:: Task item ::
Copy out all of the data below with no alterations.

:: Saved entries ::
^^^^
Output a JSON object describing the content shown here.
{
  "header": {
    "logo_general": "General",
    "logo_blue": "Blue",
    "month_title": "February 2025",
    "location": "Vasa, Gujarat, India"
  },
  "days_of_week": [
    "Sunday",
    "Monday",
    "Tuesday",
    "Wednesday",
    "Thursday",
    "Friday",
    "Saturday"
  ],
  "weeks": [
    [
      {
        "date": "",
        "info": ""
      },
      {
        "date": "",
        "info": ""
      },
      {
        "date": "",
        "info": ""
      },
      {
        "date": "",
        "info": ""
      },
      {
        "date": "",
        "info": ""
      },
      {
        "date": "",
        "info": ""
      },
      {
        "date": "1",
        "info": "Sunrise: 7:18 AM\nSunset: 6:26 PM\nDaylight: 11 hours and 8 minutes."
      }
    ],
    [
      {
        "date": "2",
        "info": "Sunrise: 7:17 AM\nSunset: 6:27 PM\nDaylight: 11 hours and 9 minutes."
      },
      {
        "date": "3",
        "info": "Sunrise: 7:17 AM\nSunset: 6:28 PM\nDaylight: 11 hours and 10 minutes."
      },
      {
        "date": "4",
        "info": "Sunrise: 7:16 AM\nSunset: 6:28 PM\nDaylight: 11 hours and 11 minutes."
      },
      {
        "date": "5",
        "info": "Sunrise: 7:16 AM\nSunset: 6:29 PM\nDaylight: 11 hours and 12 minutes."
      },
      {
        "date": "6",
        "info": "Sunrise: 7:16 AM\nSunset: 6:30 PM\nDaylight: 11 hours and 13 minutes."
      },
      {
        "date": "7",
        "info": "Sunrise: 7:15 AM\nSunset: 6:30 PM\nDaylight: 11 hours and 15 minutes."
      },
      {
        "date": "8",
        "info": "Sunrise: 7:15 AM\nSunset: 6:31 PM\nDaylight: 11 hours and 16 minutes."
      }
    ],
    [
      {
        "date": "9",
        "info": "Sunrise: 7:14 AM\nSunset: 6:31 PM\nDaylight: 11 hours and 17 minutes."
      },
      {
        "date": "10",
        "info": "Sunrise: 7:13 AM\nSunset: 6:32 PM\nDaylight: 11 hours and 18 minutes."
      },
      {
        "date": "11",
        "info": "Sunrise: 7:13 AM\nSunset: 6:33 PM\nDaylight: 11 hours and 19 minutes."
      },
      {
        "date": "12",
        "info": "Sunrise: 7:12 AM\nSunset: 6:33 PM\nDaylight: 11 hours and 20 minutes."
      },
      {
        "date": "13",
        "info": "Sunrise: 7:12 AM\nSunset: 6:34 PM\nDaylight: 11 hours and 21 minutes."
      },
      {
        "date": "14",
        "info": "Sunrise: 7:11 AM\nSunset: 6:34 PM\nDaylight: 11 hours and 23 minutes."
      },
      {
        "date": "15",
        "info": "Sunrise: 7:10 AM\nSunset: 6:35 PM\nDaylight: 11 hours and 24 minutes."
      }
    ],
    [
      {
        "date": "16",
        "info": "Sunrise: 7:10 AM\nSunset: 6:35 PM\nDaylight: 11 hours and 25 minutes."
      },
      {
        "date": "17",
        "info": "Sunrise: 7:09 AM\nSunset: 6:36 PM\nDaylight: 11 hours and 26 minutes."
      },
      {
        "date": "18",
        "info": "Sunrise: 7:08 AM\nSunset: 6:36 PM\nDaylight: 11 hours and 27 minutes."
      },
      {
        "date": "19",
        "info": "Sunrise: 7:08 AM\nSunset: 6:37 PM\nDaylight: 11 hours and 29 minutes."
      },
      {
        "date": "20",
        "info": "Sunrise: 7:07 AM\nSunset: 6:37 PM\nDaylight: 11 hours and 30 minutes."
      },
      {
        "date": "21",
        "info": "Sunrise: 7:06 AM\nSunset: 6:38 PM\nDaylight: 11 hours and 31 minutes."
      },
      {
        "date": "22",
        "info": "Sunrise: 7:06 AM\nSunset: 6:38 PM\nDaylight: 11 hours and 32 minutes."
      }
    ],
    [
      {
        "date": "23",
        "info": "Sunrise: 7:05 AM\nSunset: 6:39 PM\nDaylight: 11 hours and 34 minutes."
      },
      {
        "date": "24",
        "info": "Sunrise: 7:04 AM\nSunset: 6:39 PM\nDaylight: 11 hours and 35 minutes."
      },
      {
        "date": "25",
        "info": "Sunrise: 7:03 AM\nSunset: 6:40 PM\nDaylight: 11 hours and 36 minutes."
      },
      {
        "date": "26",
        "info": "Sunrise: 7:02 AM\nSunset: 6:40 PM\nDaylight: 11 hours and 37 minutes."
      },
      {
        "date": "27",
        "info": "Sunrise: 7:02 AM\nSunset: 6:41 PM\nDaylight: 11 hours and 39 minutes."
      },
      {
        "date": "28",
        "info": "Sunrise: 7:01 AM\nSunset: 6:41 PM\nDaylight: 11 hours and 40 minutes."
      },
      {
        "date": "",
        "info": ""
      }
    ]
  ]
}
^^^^
:: Response to this exercise ::
Output a JSON object describing the content shown here.
{
  "header": {
    "logo_general": "General",
    "logo_blue": "Blue",
    "month_title": "February 2025",
    "location": "Vasa, Gujarat, India"
  },
  "days_of_week": [
    "Sunday",
    "Monday",
    "Tuesday",
    "Wednesday",
    "Thursday",
    "Friday",
    "Saturday"
  ],
  "weeks": [
    [
      {
        "date": "",
        "info": ""
      },
      {
        "date": "",
        "info": ""
      },
      {
        "date": "",
        "info": ""
      },
      {
        "date": "",
        "info": ""
      },
      {
        "date": "",
        "info": ""
      },
      {
        "date": "",
        "info": ""
      },
      {
        "date": "1",
        "info": "Sunrise: 7:18 AM\nSunset: 6:26 PM\nDaylight: 11 hours and 8 minutes."
      }
    ],
    [
      {
        "date": "2",
        "info": "Sunrise: 7:17 AM\nSunset: 6:27 PM\nDaylight: 11 hours and 9 minutes."
      },
      {
        "date": "3",
        "info": "Sunrise: 7:17 AM\nSunset: 6:28 PM\nDaylight: 11 hours and 10 minutes."
      },
      {
        "date": "4",
        "info": "Sunrise: 7:16 AM\nSunset: 6:28 PM\nDaylight: 11 hours and 11 minutes."
      },
      {
        "date": "5",
        "info": "Sunrise: 7:16 AM\nSunset: 6:29 PM\nDaylight: 11 hours and 12 minutes."
      },
      {
        "date": "6",
        "info": "Sunrise: 7:16 AM\nSunset: 6:30 PM\nDaylight: 11 hours and 13 minutes."
      },
      {
        "date": "7",
        "info": "Sunrise: 7:15 AM\nSunset: 6:30 PM\nDaylight: 11 hours and 15 minutes."
      },
      {
        "date": "8",
        "info": "Sunrise: 7:15 AM\nSunset: 6:31 PM\nDaylight: 11 hours and 16 minutes."
      }
    ],
    [
      {
        "date": "9",
        "info": "Sunrise: 7:14 AM\nSunset: 6:31 PM\nDaylight: 11 hours and 17 minutes."
      },
      {
        "date": "10",
        "info": "Sunrise: 7:13 AM\nSunset: 6:32 PM\nDaylight: 11 hours and 18 minutes."
      },
      {
        "date": "11",
        "info": "Sunrise: 7:13 AM\nSunset: 6:33 PM\nDaylight: 11 hours and 19 minutes."
      },
      {
        "date": "12",
        "info": "Sunrise: 7:12 AM\nSunset: 6:33 PM\nDaylight: 11 hours and 20 minutes."
      },
      {
        "date": "13",
        "info": "Sunrise: 7:12 AM\nSunset: 6:34 PM\nDaylight: 11 hours and 21 minutes."
      },
      {
        "date": "14",
        "info": "Sunrise: 7:11 AM\nSunset: 6:34 PM\nDaylight: 11 hours and 23 minutes."
      },
      {
        "date": "15",
        "info": "Sunrise: 7:10 AM\nSunset: 6:35 PM\nDaylight: 11 hours and 24 minutes."
      }
    ],
    [
      {
        "date": "16",
        "info": "Sunrise: 7:10 AM\nSunset: 6:35 PM\nDaylight: 11 hours and 25 minutes."
      },
      {
        "date": "17",
        "info": "Sunrise: 7:09 AM\nSunset: 6:36 PM\nDaylight: 11 hours and 26 minutes."
      },
      {
        "date": "18",
        "info": "Sunrise: 7:08 AM\nSunset: 6:36 PM\nDaylight: 11 hours and 27 minutes."
      },
      {
        "date": "19",
        "info": "Sunrise: 7:08 AM\nSunset: 6:37 PM\nDaylight: 11 hours and 29 minutes."
      },
      {
        "date": "20",
        "info": "Sunrise: 7:07 AM\nSunset: 6:37 PM\nDaylight: 11 hours and 30 minutes."
      },
      {
        "date": "21",
        "info": "Sunrise: 7:06 AM\nSunset: 6:38 PM\nDaylight: 11 hours and 31 minutes."
      },
      {
        "date": "22",
        "info": "Sunrise: 7:06 AM\nSunset: 6:38 PM\nDaylight: 11 hours and 32 minutes."
      }
    ],
    [
      {
        "date": "23",
        "info": "Sunrise: 7:05 AM\nSunset: 6:39 PM\nDaylight: 11 hours and 34 minutes."
      },
      {
        "date": "24",
        "info": "Sunrise: 7:04 AM\nSunset: 6:39 PM\nDaylight: 11 hours and 35 minutes."
      },
      {
        "date": "25",
        "info": "Sunrise: 7:03 AM\nSunset: 6:40 PM\nDaylight: 11 hours and 36 minutes."
      },
      {
        "date": "26",
        "info": "Sunrise: 7:02 AM\nSunset: 6:40 PM\nDaylight: 11 hours and 37 minutes."
      },
      {
        "date": "27",
        "info": "Sunrise: 7:02 AM\nSunset: 6:41 PM\nDaylight: 11 hours and 39 minutes."
      },
      {
        "date": "28",
        "info": "Sunrise: 7:01 AM\nSunset: 6:41 PM\nDaylight: 11 hours and 40 minutes."
      },
      {
        "date": "",
        "info": ""
      }
    ]
  ]
}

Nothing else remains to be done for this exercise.